From the first line to the last, reproduce the records exactly.

======

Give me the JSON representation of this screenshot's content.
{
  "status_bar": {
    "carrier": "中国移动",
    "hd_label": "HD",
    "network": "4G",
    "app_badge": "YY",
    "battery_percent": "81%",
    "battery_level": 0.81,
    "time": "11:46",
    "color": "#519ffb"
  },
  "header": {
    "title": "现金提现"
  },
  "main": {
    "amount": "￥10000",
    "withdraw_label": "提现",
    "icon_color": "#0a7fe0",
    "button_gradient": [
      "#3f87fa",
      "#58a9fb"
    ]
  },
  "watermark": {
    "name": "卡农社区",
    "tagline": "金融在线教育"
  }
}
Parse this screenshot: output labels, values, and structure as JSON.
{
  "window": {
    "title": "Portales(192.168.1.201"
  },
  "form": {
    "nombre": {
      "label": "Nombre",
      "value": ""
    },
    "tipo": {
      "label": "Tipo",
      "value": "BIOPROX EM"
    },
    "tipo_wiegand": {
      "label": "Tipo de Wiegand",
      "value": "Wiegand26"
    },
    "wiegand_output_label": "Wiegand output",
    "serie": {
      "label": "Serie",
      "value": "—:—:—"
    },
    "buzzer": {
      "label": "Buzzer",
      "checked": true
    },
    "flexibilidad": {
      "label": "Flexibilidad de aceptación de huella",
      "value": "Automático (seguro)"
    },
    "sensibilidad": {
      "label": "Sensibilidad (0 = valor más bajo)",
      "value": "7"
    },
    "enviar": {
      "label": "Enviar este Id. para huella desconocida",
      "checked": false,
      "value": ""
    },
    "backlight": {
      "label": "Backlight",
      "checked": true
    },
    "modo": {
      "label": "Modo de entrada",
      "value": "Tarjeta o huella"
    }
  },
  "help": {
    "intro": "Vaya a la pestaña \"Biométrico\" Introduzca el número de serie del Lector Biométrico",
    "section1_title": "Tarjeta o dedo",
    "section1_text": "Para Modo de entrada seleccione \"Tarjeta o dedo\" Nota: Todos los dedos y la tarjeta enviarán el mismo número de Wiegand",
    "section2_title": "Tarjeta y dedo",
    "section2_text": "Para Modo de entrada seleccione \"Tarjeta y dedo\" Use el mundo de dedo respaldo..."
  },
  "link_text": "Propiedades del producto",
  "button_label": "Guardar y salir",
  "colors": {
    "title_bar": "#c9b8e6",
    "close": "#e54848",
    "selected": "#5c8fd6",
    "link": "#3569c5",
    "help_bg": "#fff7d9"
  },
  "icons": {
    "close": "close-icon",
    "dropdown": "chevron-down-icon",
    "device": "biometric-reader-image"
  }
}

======

**The completed task:**
Give me the JSON representation of this screenshot's content.
{
  "status_bar": {
    "carrier": "中国移动",
    "hd_label": "HD",
    "network": "4G",
    "app_badge": "YY",
    "battery_percent": "81%",
    "battery_level": 0.81,
    "time": "11:46",
    "color": "#519ffb"
  },
  "header": {
    "title": "现金提现"
  },
  "main": {
    "amount": "￥10000",
    "withdraw_label": "提现",
    "icon_color": "#0a7fe0",
    "button_gradient": [
      "#3f87fa",
      "#58a9fb"
    ]
  },
  "watermark": {
    "name": "卡农社区",
    "tagline": "金融在线教育"
  }
}
Parse this screenshot: output labels, values, and structure as JSON.
{
  "window": {
    "title": "Portales(192.168.1.201"
  },
  "form": {
    "nombre": {
      "label": "Nombre",
      "value": ""
    },
    "tipo": {
      "label": "Tipo",
      "value": "BIOPROX EM"
    },
    "tipo_wiegand": {
      "label": "Tipo de Wiegand",
      "value": "Wiegand26"
    },
    "wiegand_output_label": "Wiegand output",
    "serie": {
      "label": "Serie",
      "value": "—:—:—"
    },
    "buzzer": {
      "label": "Buzzer",
      "checked": true
    },
    "flexibilidad": {
      "label": "Flexibilidad de aceptación de huella",
      "value": "Automático (seguro)"
    },
    "sensibilidad": {
      "label": "Sensibilidad (0 = valor más bajo)",
      "value": "7"
    },
    "enviar": {
      "label": "Enviar este Id. para huella desconocida",
      "checked": false,
      "value": ""
    },
    "backlight": {
      "label": "Backlight",
      "checked": true
    },
    "modo": {
      "label": "Modo de entrada",
      "value": "Tarjeta o huella"
    }
  },
  "help": {
    "intro": "Vaya a la pestaña \"Biométrico\" Introduzca el número de serie del Lector Biométrico",
    "section1_title": "Tarjeta o dedo",
    "section1_text": "Para Modo de entrada seleccione \"Tarjeta o dedo\" Nota: Todos los dedos y la tarjeta enviarán el mismo número de Wiegand",
    "section2_title": "Tarjeta y dedo",
    "section2_text": "Para Modo de entrada seleccione \"Tarjeta y dedo\" Use el mundo de dedo respaldo..."
  },
  "link_text": "Propiedades del producto",
  "button_label": "Guardar y salir",
  "colors": {
    "title_bar": "#c9b8e6",
    "close": "#e54848",
    "selected": "#5c8fd6",
    "link": "#3569c5",
    "help_bg": "#fff7d9"
  },
  "icons": {
    "close": "close-icon",
    "dropdown": "chevron-down-icon",
    "device": "biometric-reader-image"
  }
}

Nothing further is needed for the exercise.